Police suspect thieves enter St. Leonard between Sunday noon to Monday morning by destroying the padlock.
Osuarium St. Leonard is thought to have kept some of the bones between 2,000 and 4,000 people. More than 1,000 skulls are lined on ossuary shelves, which also contain bones and skulls over 7 meters long by 1.8 meters wide. The bones are estimated to be between 900 and 600 years old.
“Osuarium ‘is the name given to an object or place built to serve as the last resting place of the remains of a human skeleton,” said Reverend Andrew Sweeney, who heads St. John’s Church. Leonard in a statement that was launched Newsweek, Thursday (19/07/2018).
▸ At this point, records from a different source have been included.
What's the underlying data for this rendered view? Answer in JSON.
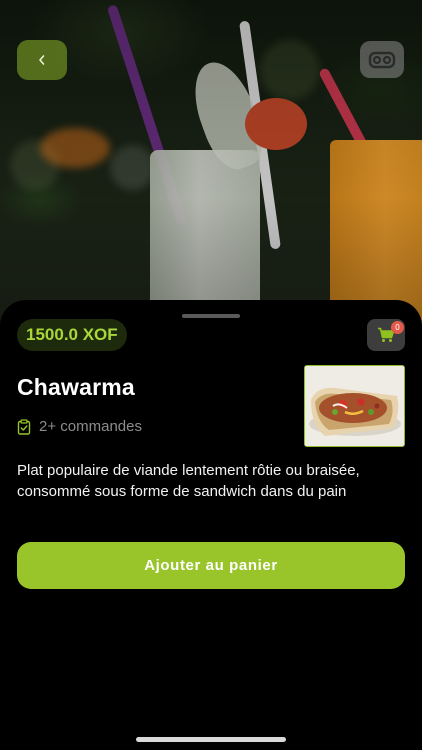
{
  "header": {
    "back_icon": "chevron-left-icon",
    "vr_icon": "vr-headset-icon"
  },
  "product": {
    "price": "1500.0 XOF",
    "name": "Chawarma",
    "orders_icon": "clipboard-check-icon",
    "orders": "2+ commandes",
    "description": "Plat populaire de viande lentement rôtie ou braisée, consommé sous forme de sandwich dans du pain"
  },
  "cart": {
    "icon": "shopping-cart-icon",
    "count": "0"
  },
  "actions": {
    "add_to_cart_label": "Ajouter au panier"
  },
  "colors": {
    "accent": "#99c52a",
    "price_text": "#a9d63b",
    "badge": "#e25a4a",
    "background": "#000000"
  }
}
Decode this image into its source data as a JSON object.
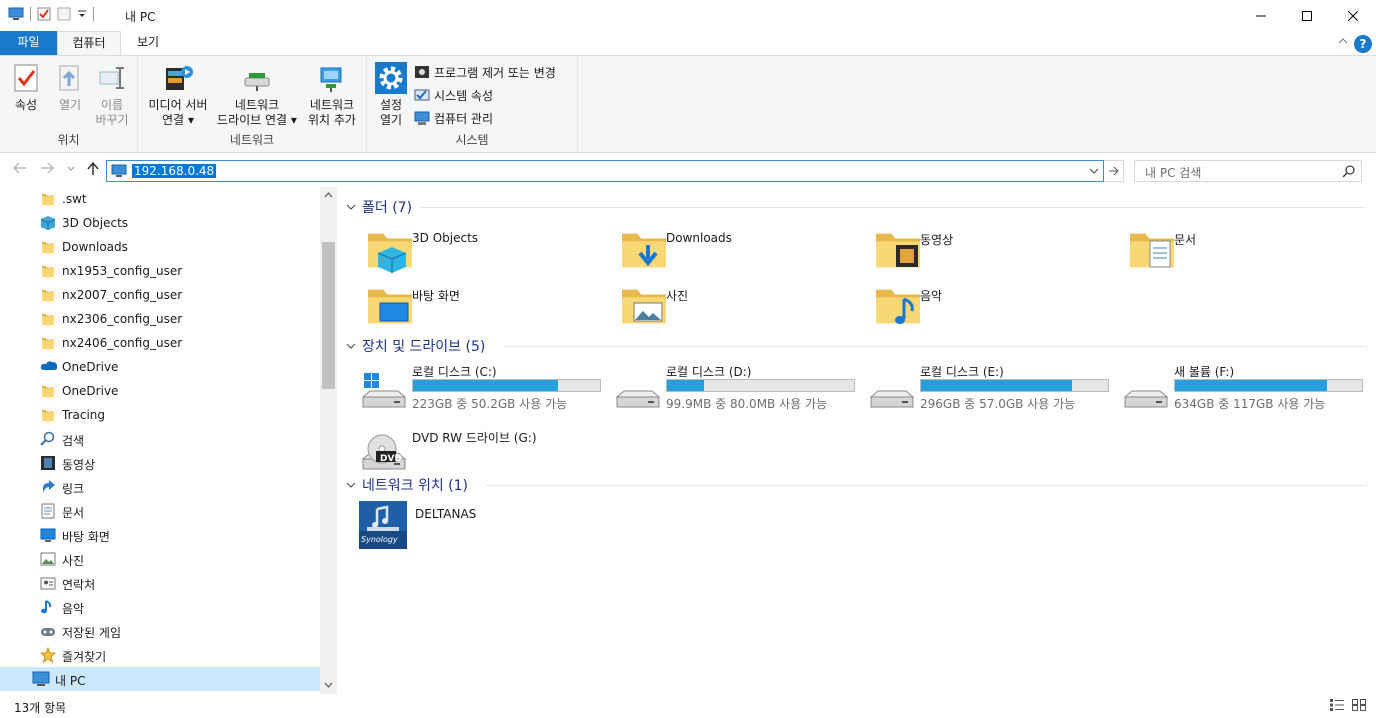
{
  "window": {
    "title": "내 PC",
    "minimize_glyph": "—",
    "maximize_glyph": "☐",
    "close_glyph": "✕"
  },
  "ribbon_tabs": {
    "file": "파일",
    "computer": "컴퓨터",
    "view": "보기",
    "help": "?"
  },
  "ribbon": {
    "location_group": "위치",
    "properties": "속성",
    "open": "열기",
    "rename_l1": "이름",
    "rename_l2": "바꾸기",
    "network_group": "네트워크",
    "media_l1": "미디어 서버",
    "media_l2": "연결",
    "map_drive_l1": "네트워크",
    "map_drive_l2": "드라이브 연결",
    "add_location_l1": "네트워크",
    "add_location_l2": "위치 추가",
    "system_group": "시스템",
    "settings_l1": "설정",
    "settings_l2": "열기",
    "uninstall": "프로그램 제거 또는 변경",
    "sys_props": "시스템 속성",
    "manage": "컴퓨터 관리"
  },
  "address": {
    "value": "192.168.0.48",
    "search_placeholder": "내 PC 검색"
  },
  "tree": [
    {
      "label": ".swt",
      "icon": "folder-icon"
    },
    {
      "label": "3D Objects",
      "icon": "3d-objects-icon"
    },
    {
      "label": "Downloads",
      "icon": "folder-icon"
    },
    {
      "label": "nx1953_config_user",
      "icon": "folder-icon"
    },
    {
      "label": "nx2007_config_user",
      "icon": "folder-icon"
    },
    {
      "label": "nx2306_config_user",
      "icon": "folder-icon"
    },
    {
      "label": "nx2406_config_user",
      "icon": "folder-icon"
    },
    {
      "label": "OneDrive",
      "icon": "onedrive-icon"
    },
    {
      "label": "OneDrive",
      "icon": "folder-icon"
    },
    {
      "label": "Tracing",
      "icon": "folder-icon"
    },
    {
      "label": "검색",
      "icon": "search-icon"
    },
    {
      "label": "동영상",
      "icon": "video-icon"
    },
    {
      "label": "링크",
      "icon": "link-icon"
    },
    {
      "label": "문서",
      "icon": "document-icon"
    },
    {
      "label": "바탕 화면",
      "icon": "desktop-icon"
    },
    {
      "label": "사진",
      "icon": "picture-icon"
    },
    {
      "label": "연락처",
      "icon": "contacts-icon"
    },
    {
      "label": "음악",
      "icon": "music-icon"
    },
    {
      "label": "저장된 게임",
      "icon": "games-icon"
    },
    {
      "label": "즐겨찾기",
      "icon": "favorites-icon"
    },
    {
      "label": "내 PC",
      "icon": "this-pc-icon",
      "selected": true
    }
  ],
  "sections": {
    "folders": "폴더 (7)",
    "drives": "장치 및 드라이브 (5)",
    "network": "네트워크 위치 (1)"
  },
  "folders": [
    {
      "label": "3D Objects",
      "icon": "3d-objects-folder-icon"
    },
    {
      "label": "Downloads",
      "icon": "downloads-folder-icon"
    },
    {
      "label": "동영상",
      "icon": "videos-folder-icon"
    },
    {
      "label": "문서",
      "icon": "documents-folder-icon"
    },
    {
      "label": "바탕 화면",
      "icon": "desktop-folder-icon"
    },
    {
      "label": "사진",
      "icon": "pictures-folder-icon"
    },
    {
      "label": "음악",
      "icon": "music-folder-icon"
    }
  ],
  "drives": [
    {
      "name": "로컬 디스크 (C:)",
      "free": "223GB 중 50.2GB 사용 가능",
      "used_fraction": 0.775,
      "icon": "windows-drive-icon"
    },
    {
      "name": "로컬 디스크 (D:)",
      "free": "99.9MB 중 80.0MB 사용 가능",
      "used_fraction": 0.2,
      "icon": "hard-drive-icon"
    },
    {
      "name": "로컬 디스크 (E:)",
      "free": "296GB 중 57.0GB 사용 가능",
      "used_fraction": 0.81,
      "icon": "hard-drive-icon"
    },
    {
      "name": "새 볼륨 (F:)",
      "free": "634GB 중 117GB 사용 가능",
      "used_fraction": 0.815,
      "icon": "hard-drive-icon"
    },
    {
      "name": "DVD RW 드라이브 (G:)",
      "icon": "dvd-drive-icon",
      "badge": "DVD"
    }
  ],
  "network_locations": [
    {
      "label": "DELTANAS",
      "icon": "synology-nas-icon",
      "brand": "Synology"
    }
  ],
  "status": {
    "count": "13개 항목"
  },
  "colors": {
    "accent": "#1979ca",
    "bar_fill": "#26a0da",
    "selection": "#cce8ff",
    "section_text": "#1e3287"
  }
}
“We are saddened that some people’s greed, selfishness, or stupidity has destroyed the assumption of common human values.”
St. John’s Church Leonard has now installed an expensive security system to help protect his bone collection.
The definite origins of the bones in St. Leonard is still a mystery. Some theories say that the bones were the bones of the Danish pirates, the victims of the Black Death plague or the fallen army of the famous Battle of Hastings in England.
The latest scientific analysis of the bones revealed that more than half were female bones, and approximately 10 percent were from teenagers. This led the experts to conclude the bones were likely remnants of local residents collected and stored during the expansion of the church to the grave land that had been there.
“Each skull taken represents a decent human body to rest in peace. There is no reasonable reason for these skulls to be in anyone’s hands except the church, “said Reverend Sweeney.
“We realize this may be an unusual theft, but these skulls are not free to take, they are part of a vital collection and we want to see them back in the legitimate place in the underground tomb,” said Kent Police Inspector Maxine Harris.